[Entries taken from a collection]
____________________

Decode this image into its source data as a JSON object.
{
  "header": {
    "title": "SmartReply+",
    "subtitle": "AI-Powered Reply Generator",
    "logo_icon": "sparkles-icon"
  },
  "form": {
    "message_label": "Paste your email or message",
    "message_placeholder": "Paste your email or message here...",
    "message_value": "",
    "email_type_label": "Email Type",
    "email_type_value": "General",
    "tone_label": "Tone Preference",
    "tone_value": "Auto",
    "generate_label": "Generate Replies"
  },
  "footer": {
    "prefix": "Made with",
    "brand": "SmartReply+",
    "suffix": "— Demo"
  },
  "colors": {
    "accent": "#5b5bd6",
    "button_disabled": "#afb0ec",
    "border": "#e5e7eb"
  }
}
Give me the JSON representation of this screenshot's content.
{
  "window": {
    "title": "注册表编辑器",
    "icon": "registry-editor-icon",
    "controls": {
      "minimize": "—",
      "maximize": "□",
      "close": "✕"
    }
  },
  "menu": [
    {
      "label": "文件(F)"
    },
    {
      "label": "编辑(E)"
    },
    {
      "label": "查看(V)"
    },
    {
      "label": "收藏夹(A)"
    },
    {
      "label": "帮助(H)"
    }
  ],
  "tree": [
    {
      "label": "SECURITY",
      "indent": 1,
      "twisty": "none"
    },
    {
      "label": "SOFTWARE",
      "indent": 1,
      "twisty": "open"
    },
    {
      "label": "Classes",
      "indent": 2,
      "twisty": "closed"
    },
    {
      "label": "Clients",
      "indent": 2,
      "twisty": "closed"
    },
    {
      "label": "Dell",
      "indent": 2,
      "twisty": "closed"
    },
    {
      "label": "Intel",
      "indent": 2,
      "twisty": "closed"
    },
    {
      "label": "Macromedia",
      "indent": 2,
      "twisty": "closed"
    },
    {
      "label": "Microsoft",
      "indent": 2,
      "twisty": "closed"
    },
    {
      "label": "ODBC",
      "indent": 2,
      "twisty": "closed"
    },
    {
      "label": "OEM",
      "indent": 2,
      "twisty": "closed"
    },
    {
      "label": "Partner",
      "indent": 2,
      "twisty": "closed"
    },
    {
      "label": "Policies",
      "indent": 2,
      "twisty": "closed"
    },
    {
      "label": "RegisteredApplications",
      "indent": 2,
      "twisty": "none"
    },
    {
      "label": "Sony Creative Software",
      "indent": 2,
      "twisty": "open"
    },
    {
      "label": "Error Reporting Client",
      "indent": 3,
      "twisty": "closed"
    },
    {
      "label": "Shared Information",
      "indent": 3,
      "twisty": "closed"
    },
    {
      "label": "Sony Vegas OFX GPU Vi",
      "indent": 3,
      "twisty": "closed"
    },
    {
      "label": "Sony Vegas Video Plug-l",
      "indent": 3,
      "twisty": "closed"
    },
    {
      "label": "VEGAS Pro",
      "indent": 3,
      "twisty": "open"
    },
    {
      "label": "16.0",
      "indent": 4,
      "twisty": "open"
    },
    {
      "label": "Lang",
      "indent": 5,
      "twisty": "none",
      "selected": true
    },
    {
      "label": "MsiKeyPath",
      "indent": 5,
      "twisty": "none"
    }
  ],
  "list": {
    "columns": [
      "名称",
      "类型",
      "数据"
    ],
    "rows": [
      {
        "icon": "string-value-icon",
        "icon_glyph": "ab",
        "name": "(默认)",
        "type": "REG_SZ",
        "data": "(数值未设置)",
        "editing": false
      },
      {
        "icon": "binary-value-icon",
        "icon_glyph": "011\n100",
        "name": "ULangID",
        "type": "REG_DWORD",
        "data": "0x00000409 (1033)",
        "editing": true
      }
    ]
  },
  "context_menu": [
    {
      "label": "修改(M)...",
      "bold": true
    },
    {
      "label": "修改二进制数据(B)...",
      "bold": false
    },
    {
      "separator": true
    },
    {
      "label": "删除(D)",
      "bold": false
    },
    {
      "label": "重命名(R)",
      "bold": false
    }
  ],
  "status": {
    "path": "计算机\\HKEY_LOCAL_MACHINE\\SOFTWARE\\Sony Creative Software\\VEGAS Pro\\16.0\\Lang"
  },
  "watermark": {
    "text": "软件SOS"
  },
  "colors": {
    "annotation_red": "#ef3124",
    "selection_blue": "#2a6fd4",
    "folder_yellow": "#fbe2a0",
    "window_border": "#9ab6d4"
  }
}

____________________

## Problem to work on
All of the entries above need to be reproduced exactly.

## Solution for this problem
Decode this image into its source data as a JSON object.
{
  "header": {
    "title": "SmartReply+",
    "subtitle": "AI-Powered Reply Generator",
    "logo_icon": "sparkles-icon"
  },
  "form": {
    "message_label": "Paste your email or message",
    "message_placeholder": "Paste your email or message here...",
    "message_value": "",
    "email_type_label": "Email Type",
    "email_type_value": "General",
    "tone_label": "Tone Preference",
    "tone_value": "Auto",
    "generate_label": "Generate Replies"
  },
  "footer": {
    "prefix": "Made with",
    "brand": "SmartReply+",
    "suffix": "— Demo"
  },
  "colors": {
    "accent": "#5b5bd6",
    "button_disabled": "#afb0ec",
    "border": "#e5e7eb"
  }
}
Give me the JSON representation of this screenshot's content.
{
  "window": {
    "title": "注册表编辑器",
    "icon": "registry-editor-icon",
    "controls": {
      "minimize": "—",
      "maximize": "□",
      "close": "✕"
    }
  },
  "menu": [
    {
      "label": "文件(F)"
    },
    {
      "label": "编辑(E)"
    },
    {
      "label": "查看(V)"
    },
    {
      "label": "收藏夹(A)"
    },
    {
      "label": "帮助(H)"
    }
  ],
  "tree": [
    {
      "label": "SECURITY",
      "indent": 1,
      "twisty": "none"
    },
    {
      "label": "SOFTWARE",
      "indent": 1,
      "twisty": "open"
    },
    {
      "label": "Classes",
      "indent": 2,
      "twisty": "closed"
    },
    {
      "label": "Clients",
      "indent": 2,
      "twisty": "closed"
    },
    {
      "label": "Dell",
      "indent": 2,
      "twisty": "closed"
    },
    {
      "label": "Intel",
      "indent": 2,
      "twisty": "closed"
    },
    {
      "label": "Macromedia",
      "indent": 2,
      "twisty": "closed"
    },
    {
      "label": "Microsoft",
      "indent": 2,
      "twisty": "closed"
    },
    {
      "label": "ODBC",
      "indent": 2,
      "twisty": "closed"
    },
    {
      "label": "OEM",
      "indent": 2,
      "twisty": "closed"
    },
    {
      "label": "Partner",
      "indent": 2,
      "twisty": "closed"
    },
    {
      "label": "Policies",
      "indent": 2,
      "twisty": "closed"
    },
    {
      "label": "RegisteredApplications",
      "indent": 2,
      "twisty": "none"
    },
    {
      "label": "Sony Creative Software",
      "indent": 2,
      "twisty": "open"
    },
    {
      "label": "Error Reporting Client",
      "indent": 3,
      "twisty": "closed"
    },
    {
      "label": "Shared Information",
      "indent": 3,
      "twisty": "closed"
    },
    {
      "label": "Sony Vegas OFX GPU Vi",
      "indent": 3,
      "twisty": "closed"
    },
    {
      "label": "Sony Vegas Video Plug-l",
      "indent": 3,
      "twisty": "closed"
    },
    {
      "label": "VEGAS Pro",
      "indent": 3,
      "twisty": "open"
    },
    {
      "label": "16.0",
      "indent": 4,
      "twisty": "open"
    },
    {
      "label": "Lang",
      "indent": 5,
      "twisty": "none",
      "selected": true
    },
    {
      "label": "MsiKeyPath",
      "indent": 5,
      "twisty": "none"
    }
  ],
  "list": {
    "columns": [
      "名称",
      "类型",
      "数据"
    ],
    "rows": [
      {
        "icon": "string-value-icon",
        "icon_glyph": "ab",
        "name": "(默认)",
        "type": "REG_SZ",
        "data": "(数值未设置)",
        "editing": false
      },
      {
        "icon": "binary-value-icon",
        "icon_glyph": "011\n100",
        "name": "ULangID",
        "type": "REG_DWORD",
        "data": "0x00000409 (1033)",
        "editing": true
      }
    ]
  },
  "context_menu": [
    {
      "label": "修改(M)...",
      "bold": true
    },
    {
      "label": "修改二进制数据(B)...",
      "bold": false
    },
    {
      "separator": true
    },
    {
      "label": "删除(D)",
      "bold": false
    },
    {
      "label": "重命名(R)",
      "bold": false
    }
  ],
  "status": {
    "path": "计算机\\HKEY_LOCAL_MACHINE\\SOFTWARE\\Sony Creative Software\\VEGAS Pro\\16.0\\Lang"
  },
  "watermark": {
    "text": "软件SOS"
  },
  "colors": {
    "annotation_red": "#ef3124",
    "selection_blue": "#2a6fd4",
    "folder_yellow": "#fbe2a0",
    "window_border": "#9ab6d4"
  }
}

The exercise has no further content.